Amazon Earthworks Built in More Open Landscape
Wednesday, July 09, 2014
READING, ENGLAND—John Francis Carson of the University of Reading and his colleagues examined sediment cores taken from Laguna Oricore and Laguna Granja, which are located near major earthworks sites in the Amazon basin of northeastern Bolivia. The researchers wanted to know if the activities of the people who had built the earthworks had deforested the region, or if they had tread lightly on the landscape. “The surprising thing we found was that it was neither. It was this third scenario where, when people first arrived on the landscape, the climate was drier,” Carson told Live Science. The pollen samples from the cores indicate that between 2,000 and 3,000 years ago, the land was covered with grasses and a few drought-resistant species of trees. People would have been able to build their structures and grow maize without have to clear the land. More tree pollen and less charcoal in later samples suggest that people would have had to keep the areas around their structures clear as the forest grew up around them. “It kind of makes sense. It’s easier to stomp on a sapling than it is to cut down a big Amazonian tree with a stone ax,” Carson explained.

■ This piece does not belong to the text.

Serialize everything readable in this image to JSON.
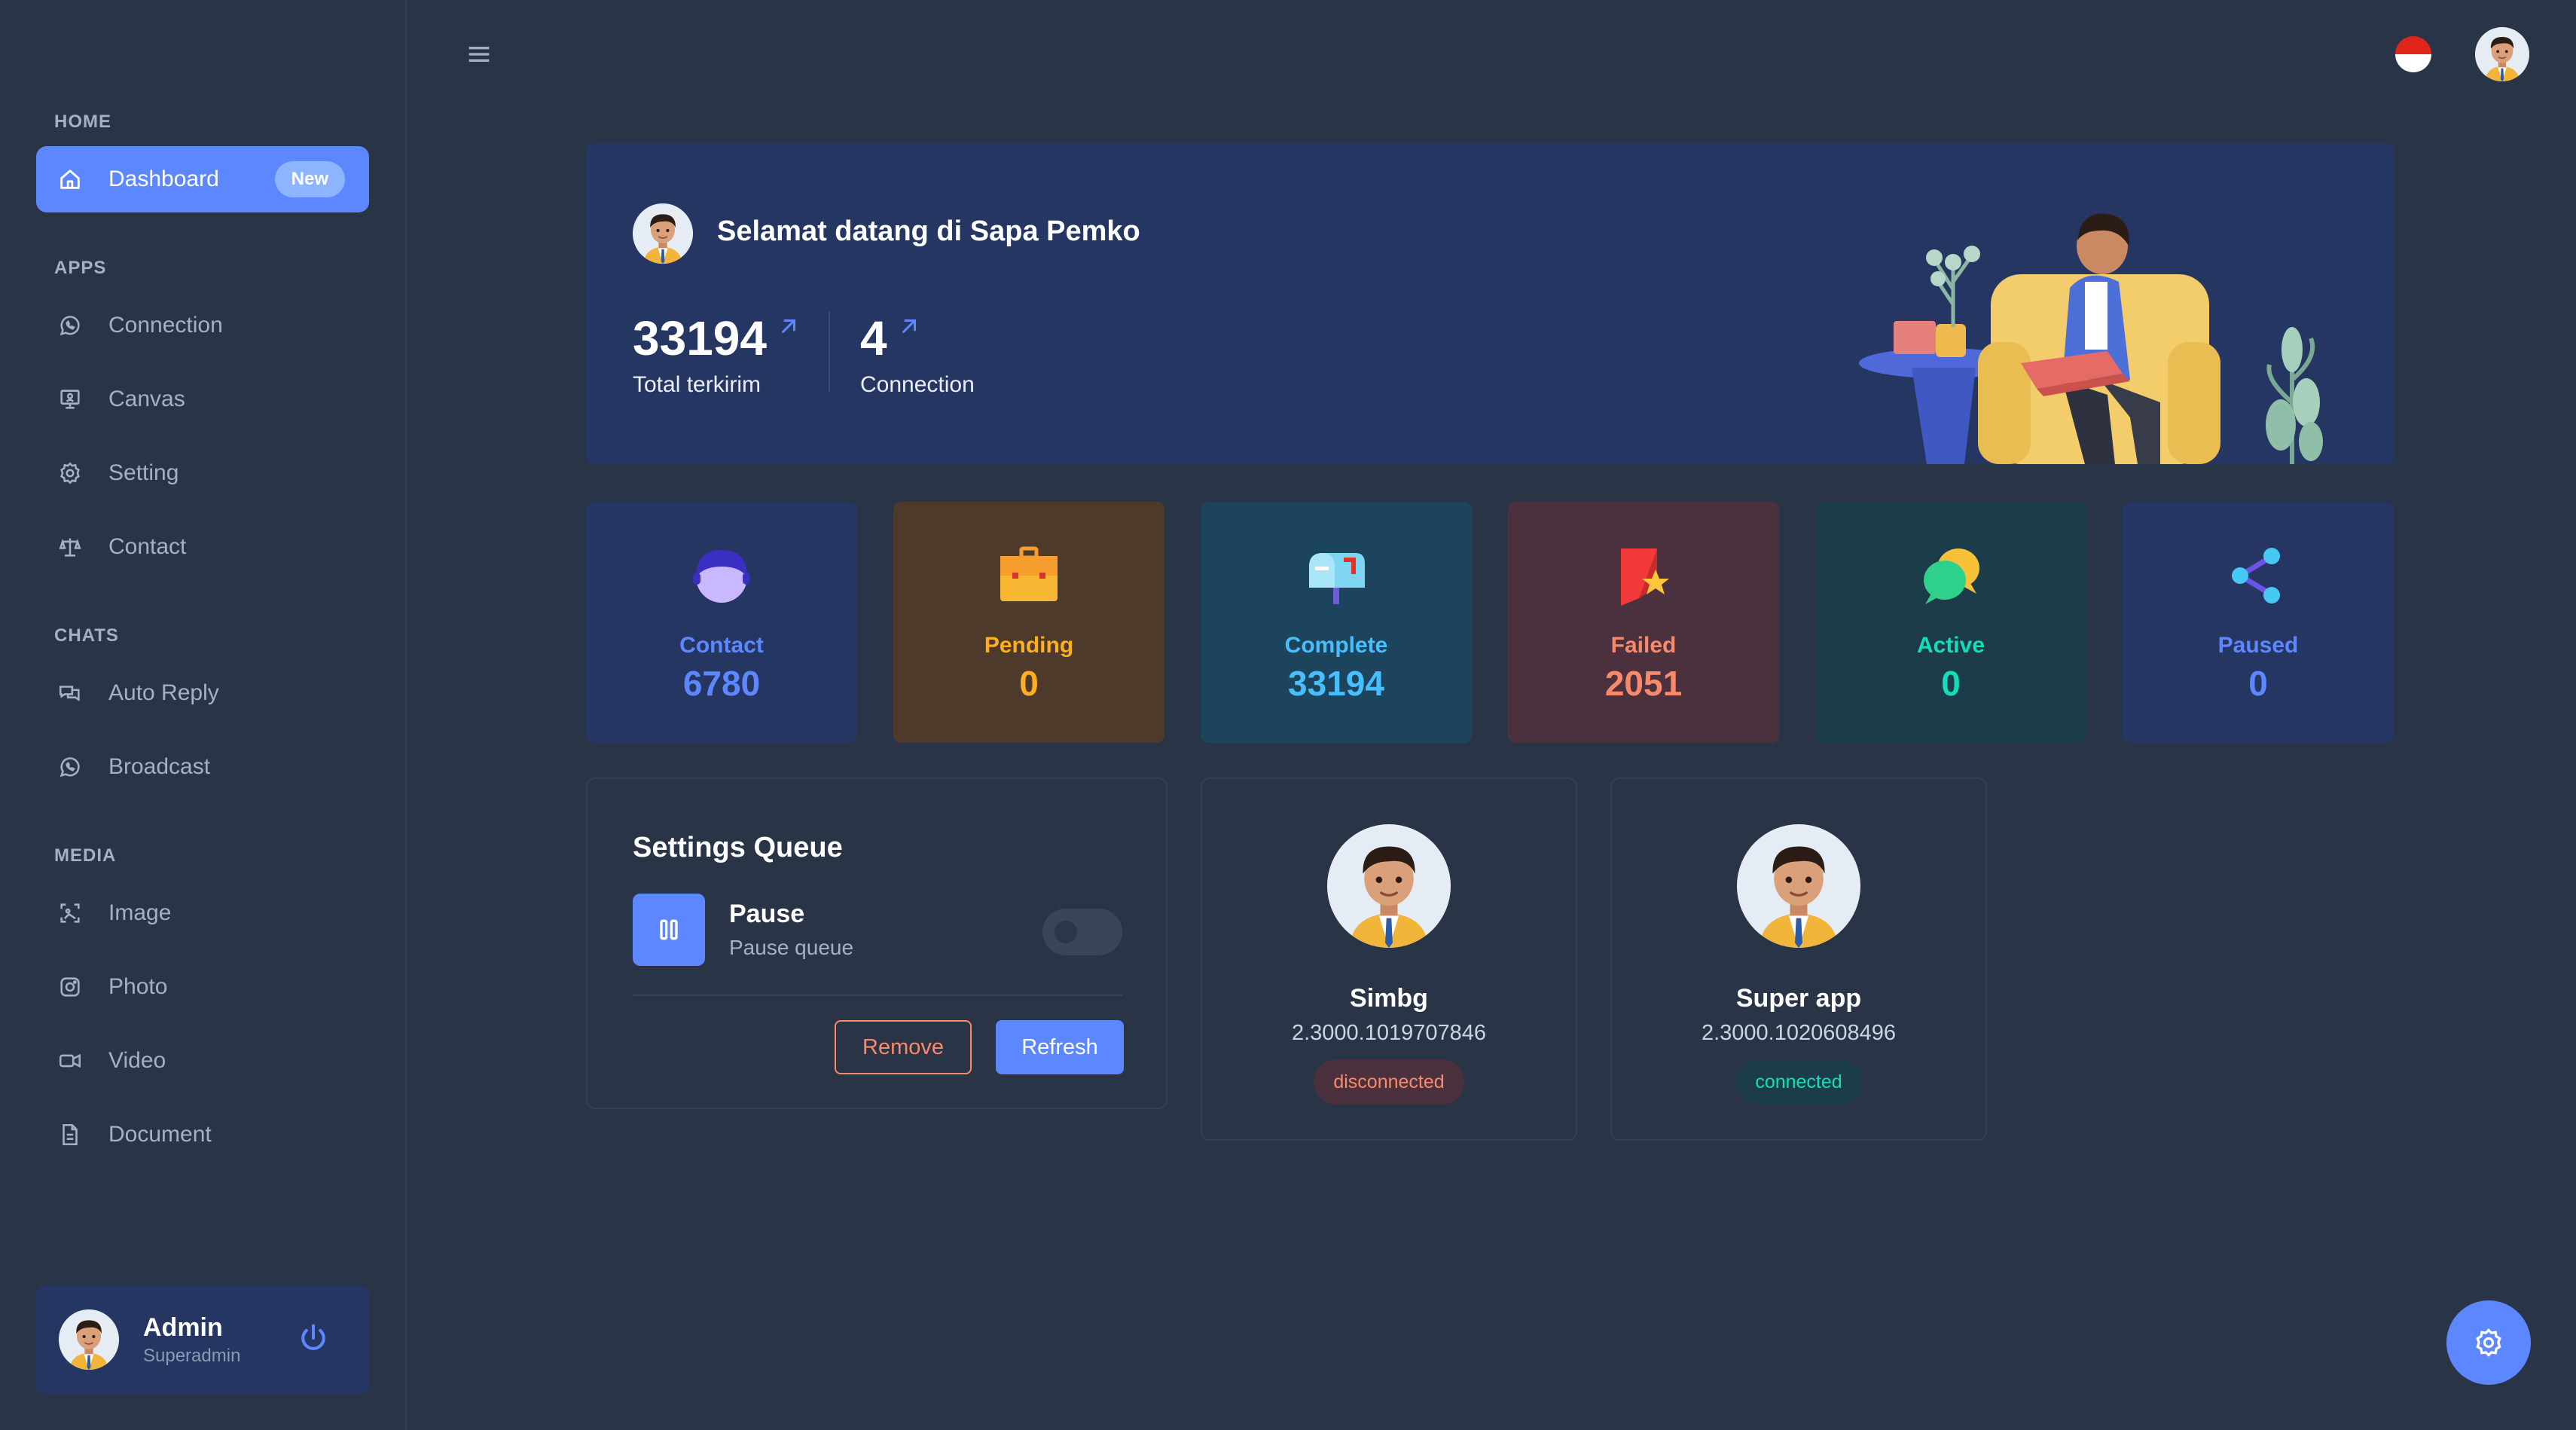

Following the whale diet, climate change in ancient Tanzania, domesticating turkeys, Kazakhstan’s cult complex, and kangaroo jewelry
Self-expression in the Bronze Age